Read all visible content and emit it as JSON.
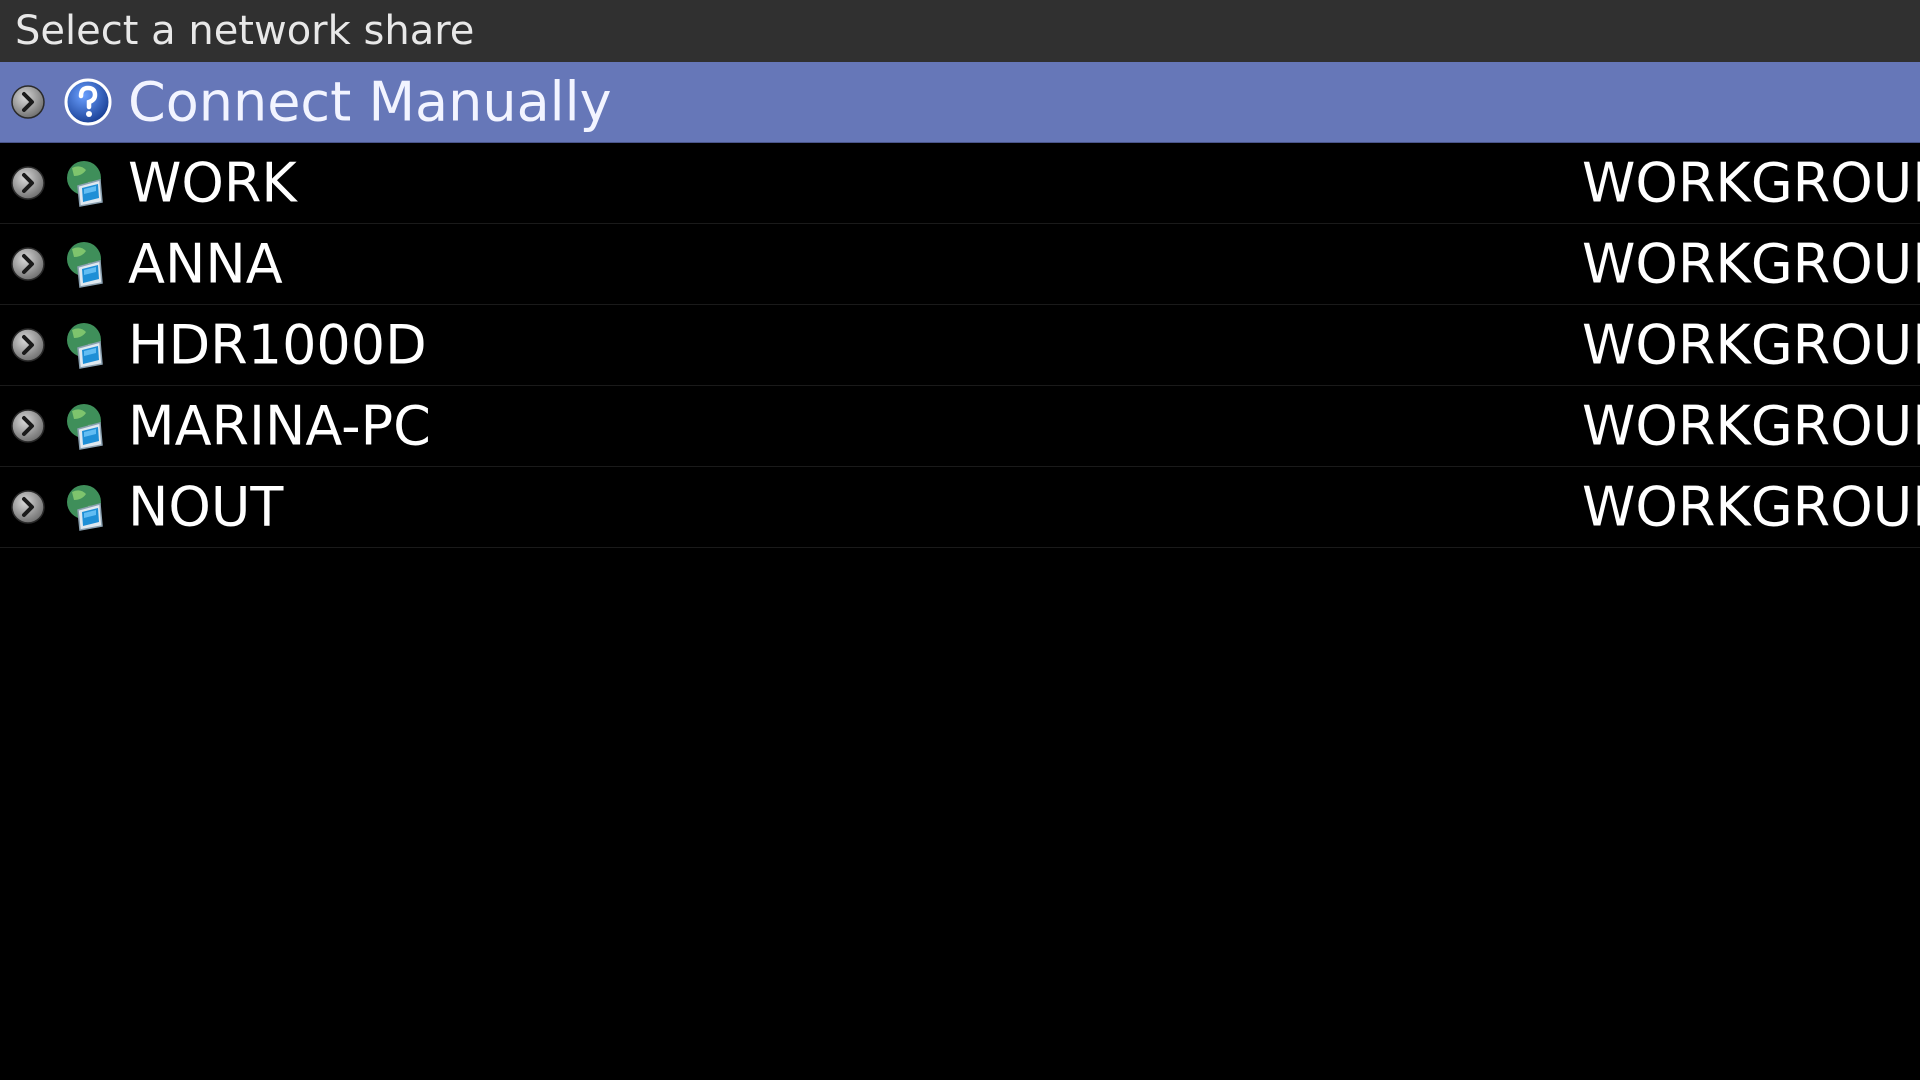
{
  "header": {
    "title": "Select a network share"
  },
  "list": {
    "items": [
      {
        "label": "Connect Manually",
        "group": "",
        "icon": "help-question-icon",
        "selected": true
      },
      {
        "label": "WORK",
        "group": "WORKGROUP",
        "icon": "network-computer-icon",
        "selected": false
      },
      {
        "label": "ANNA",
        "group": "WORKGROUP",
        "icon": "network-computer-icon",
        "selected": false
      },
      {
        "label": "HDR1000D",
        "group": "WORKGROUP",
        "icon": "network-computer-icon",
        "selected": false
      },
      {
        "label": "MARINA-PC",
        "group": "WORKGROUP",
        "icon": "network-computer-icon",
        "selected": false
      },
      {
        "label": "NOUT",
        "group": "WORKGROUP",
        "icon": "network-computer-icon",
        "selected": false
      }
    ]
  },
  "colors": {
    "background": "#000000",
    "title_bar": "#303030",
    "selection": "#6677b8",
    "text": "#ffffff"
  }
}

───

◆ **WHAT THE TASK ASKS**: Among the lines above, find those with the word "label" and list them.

◆ **ANSWER TO THIS TASK**:
        "label": "Connect Manually",
        "label": "WORK",
        "label": "ANNA",
        "label": "HDR1000D",
        "label": "MARINA-PC",
        "label": "NOUT",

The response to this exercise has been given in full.